Directions for this task: The records must be repeated exactly and in their entirety.

——

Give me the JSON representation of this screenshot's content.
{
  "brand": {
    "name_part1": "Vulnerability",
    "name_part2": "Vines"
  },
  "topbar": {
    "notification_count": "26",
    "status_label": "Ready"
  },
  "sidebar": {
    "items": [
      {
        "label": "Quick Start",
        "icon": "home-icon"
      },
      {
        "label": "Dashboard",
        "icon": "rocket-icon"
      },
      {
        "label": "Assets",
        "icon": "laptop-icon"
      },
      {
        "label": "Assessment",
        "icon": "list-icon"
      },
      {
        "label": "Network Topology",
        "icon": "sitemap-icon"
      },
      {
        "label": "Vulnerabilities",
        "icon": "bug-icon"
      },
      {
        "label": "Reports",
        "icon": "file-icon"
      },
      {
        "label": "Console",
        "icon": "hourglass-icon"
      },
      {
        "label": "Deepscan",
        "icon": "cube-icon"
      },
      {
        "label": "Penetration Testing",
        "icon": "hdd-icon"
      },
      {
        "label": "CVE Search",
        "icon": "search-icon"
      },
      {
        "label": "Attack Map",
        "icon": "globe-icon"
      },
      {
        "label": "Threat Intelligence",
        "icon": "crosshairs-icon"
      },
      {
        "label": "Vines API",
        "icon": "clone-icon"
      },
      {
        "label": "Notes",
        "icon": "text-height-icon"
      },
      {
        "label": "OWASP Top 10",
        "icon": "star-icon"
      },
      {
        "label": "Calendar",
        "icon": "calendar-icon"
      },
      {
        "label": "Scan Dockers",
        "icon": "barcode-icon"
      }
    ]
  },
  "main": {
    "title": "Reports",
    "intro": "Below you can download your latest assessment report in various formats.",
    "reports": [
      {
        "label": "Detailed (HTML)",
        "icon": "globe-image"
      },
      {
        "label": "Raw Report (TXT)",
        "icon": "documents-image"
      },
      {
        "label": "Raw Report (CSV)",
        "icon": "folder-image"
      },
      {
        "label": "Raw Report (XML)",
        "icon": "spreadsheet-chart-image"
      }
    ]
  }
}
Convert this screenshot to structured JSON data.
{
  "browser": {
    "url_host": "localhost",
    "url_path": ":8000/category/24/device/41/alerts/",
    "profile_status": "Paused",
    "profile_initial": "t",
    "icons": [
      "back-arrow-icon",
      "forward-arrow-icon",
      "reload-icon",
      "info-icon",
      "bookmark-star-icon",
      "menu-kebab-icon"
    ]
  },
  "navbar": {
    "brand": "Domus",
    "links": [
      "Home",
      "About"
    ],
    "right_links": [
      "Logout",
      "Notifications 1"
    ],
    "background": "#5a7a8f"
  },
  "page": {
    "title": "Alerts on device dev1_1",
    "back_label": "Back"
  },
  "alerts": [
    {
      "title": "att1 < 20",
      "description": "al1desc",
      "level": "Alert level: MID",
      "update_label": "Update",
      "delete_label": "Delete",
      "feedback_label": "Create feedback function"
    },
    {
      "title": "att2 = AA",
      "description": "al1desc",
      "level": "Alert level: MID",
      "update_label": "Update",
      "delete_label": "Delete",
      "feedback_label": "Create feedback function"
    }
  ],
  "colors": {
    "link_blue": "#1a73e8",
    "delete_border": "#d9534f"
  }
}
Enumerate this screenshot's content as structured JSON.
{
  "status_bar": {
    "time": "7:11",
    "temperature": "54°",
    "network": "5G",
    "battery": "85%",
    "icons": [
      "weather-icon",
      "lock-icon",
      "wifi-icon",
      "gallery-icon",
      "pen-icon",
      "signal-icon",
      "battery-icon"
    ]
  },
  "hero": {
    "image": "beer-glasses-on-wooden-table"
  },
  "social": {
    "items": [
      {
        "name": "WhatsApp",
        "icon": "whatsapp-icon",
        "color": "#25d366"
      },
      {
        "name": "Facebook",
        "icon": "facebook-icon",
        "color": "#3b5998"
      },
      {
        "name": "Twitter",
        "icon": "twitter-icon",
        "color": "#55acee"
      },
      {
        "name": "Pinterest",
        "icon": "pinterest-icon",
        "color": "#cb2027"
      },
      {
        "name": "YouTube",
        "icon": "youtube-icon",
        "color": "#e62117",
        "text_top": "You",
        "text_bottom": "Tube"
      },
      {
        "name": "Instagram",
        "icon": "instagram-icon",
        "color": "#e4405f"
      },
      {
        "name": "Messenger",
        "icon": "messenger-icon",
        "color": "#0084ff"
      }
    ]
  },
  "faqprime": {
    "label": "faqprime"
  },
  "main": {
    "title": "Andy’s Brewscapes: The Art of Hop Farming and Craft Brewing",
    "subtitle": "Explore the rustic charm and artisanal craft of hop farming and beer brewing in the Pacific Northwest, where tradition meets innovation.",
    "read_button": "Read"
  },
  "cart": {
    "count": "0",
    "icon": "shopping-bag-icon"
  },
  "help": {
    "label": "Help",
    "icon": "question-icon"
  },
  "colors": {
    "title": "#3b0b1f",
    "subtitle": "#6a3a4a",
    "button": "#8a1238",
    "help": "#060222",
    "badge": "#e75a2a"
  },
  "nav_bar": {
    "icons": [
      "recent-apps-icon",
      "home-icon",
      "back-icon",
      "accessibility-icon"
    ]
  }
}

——

Response to this task:
Give me the JSON representation of this screenshot's content.
{
  "brand": {
    "name_part1": "Vulnerability",
    "name_part2": "Vines"
  },
  "topbar": {
    "notification_count": "26",
    "status_label": "Ready"
  },
  "sidebar": {
    "items": [
      {
        "label": "Quick Start",
        "icon": "home-icon"
      },
      {
        "label": "Dashboard",
        "icon": "rocket-icon"
      },
      {
        "label": "Assets",
        "icon": "laptop-icon"
      },
      {
        "label": "Assessment",
        "icon": "list-icon"
      },
      {
        "label": "Network Topology",
        "icon": "sitemap-icon"
      },
      {
        "label": "Vulnerabilities",
        "icon": "bug-icon"
      },
      {
        "label": "Reports",
        "icon": "file-icon"
      },
      {
        "label": "Console",
        "icon": "hourglass-icon"
      },
      {
        "label": "Deepscan",
        "icon": "cube-icon"
      },
      {
        "label": "Penetration Testing",
        "icon": "hdd-icon"
      },
      {
        "label": "CVE Search",
        "icon": "search-icon"
      },
      {
        "label": "Attack Map",
        "icon": "globe-icon"
      },
      {
        "label": "Threat Intelligence",
        "icon": "crosshairs-icon"
      },
      {
        "label": "Vines API",
        "icon": "clone-icon"
      },
      {
        "label": "Notes",
        "icon": "text-height-icon"
      },
      {
        "label": "OWASP Top 10",
        "icon": "star-icon"
      },
      {
        "label": "Calendar",
        "icon": "calendar-icon"
      },
      {
        "label": "Scan Dockers",
        "icon": "barcode-icon"
      }
    ]
  },
  "main": {
    "title": "Reports",
    "intro": "Below you can download your latest assessment report in various formats.",
    "reports": [
      {
        "label": "Detailed (HTML)",
        "icon": "globe-image"
      },
      {
        "label": "Raw Report (TXT)",
        "icon": "documents-image"
      },
      {
        "label": "Raw Report (CSV)",
        "icon": "folder-image"
      },
      {
        "label": "Raw Report (XML)",
        "icon": "spreadsheet-chart-image"
      }
    ]
  }
}
Convert this screenshot to structured JSON data.
{
  "browser": {
    "url_host": "localhost",
    "url_path": ":8000/category/24/device/41/alerts/",
    "profile_status": "Paused",
    "profile_initial": "t",
    "icons": [
      "back-arrow-icon",
      "forward-arrow-icon",
      "reload-icon",
      "info-icon",
      "bookmark-star-icon",
      "menu-kebab-icon"
    ]
  },
  "navbar": {
    "brand": "Domus",
    "links": [
      "Home",
      "About"
    ],
    "right_links": [
      "Logout",
      "Notifications 1"
    ],
    "background": "#5a7a8f"
  },
  "page": {
    "title": "Alerts on device dev1_1",
    "back_label": "Back"
  },
  "alerts": [
    {
      "title": "att1 < 20",
      "description": "al1desc",
      "level": "Alert level: MID",
      "update_label": "Update",
      "delete_label": "Delete",
      "feedback_label": "Create feedback function"
    },
    {
      "title": "att2 = AA",
      "description": "al1desc",
      "level": "Alert level: MID",
      "update_label": "Update",
      "delete_label": "Delete",
      "feedback_label": "Create feedback function"
    }
  ],
  "colors": {
    "link_blue": "#1a73e8",
    "delete_border": "#d9534f"
  }
}
Enumerate this screenshot's content as structured JSON.
{
  "status_bar": {
    "time": "7:11",
    "temperature": "54°",
    "network": "5G",
    "battery": "85%",
    "icons": [
      "weather-icon",
      "lock-icon",
      "wifi-icon",
      "gallery-icon",
      "pen-icon",
      "signal-icon",
      "battery-icon"
    ]
  },
  "hero": {
    "image": "beer-glasses-on-wooden-table"
  },
  "social": {
    "items": [
      {
        "name": "WhatsApp",
        "icon": "whatsapp-icon",
        "color": "#25d366"
      },
      {
        "name": "Facebook",
        "icon": "facebook-icon",
        "color": "#3b5998"
      },
      {
        "name": "Twitter",
        "icon": "twitter-icon",
        "color": "#55acee"
      },
      {
        "name": "Pinterest",
        "icon": "pinterest-icon",
        "color": "#cb2027"
      },
      {
        "name": "YouTube",
        "icon": "youtube-icon",
        "color": "#e62117",
        "text_top": "You",
        "text_bottom": "Tube"
      },
      {
        "name": "Instagram",
        "icon": "instagram-icon",
        "color": "#e4405f"
      },
      {
        "name": "Messenger",
        "icon": "messenger-icon",
        "color": "#0084ff"
      }
    ]
  },
  "faqprime": {
    "label": "faqprime"
  },
  "main": {
    "title": "Andy’s Brewscapes: The Art of Hop Farming and Craft Brewing",
    "subtitle": "Explore the rustic charm and artisanal craft of hop farming and beer brewing in the Pacific Northwest, where tradition meets innovation.",
    "read_button": "Read"
  },
  "cart": {
    "count": "0",
    "icon": "shopping-bag-icon"
  },
  "help": {
    "label": "Help",
    "icon": "question-icon"
  },
  "colors": {
    "title": "#3b0b1f",
    "subtitle": "#6a3a4a",
    "button": "#8a1238",
    "help": "#060222",
    "badge": "#e75a2a"
  },
  "nav_bar": {
    "icons": [
      "recent-apps-icon",
      "home-icon",
      "back-icon",
      "accessibility-icon"
    ]
  }
}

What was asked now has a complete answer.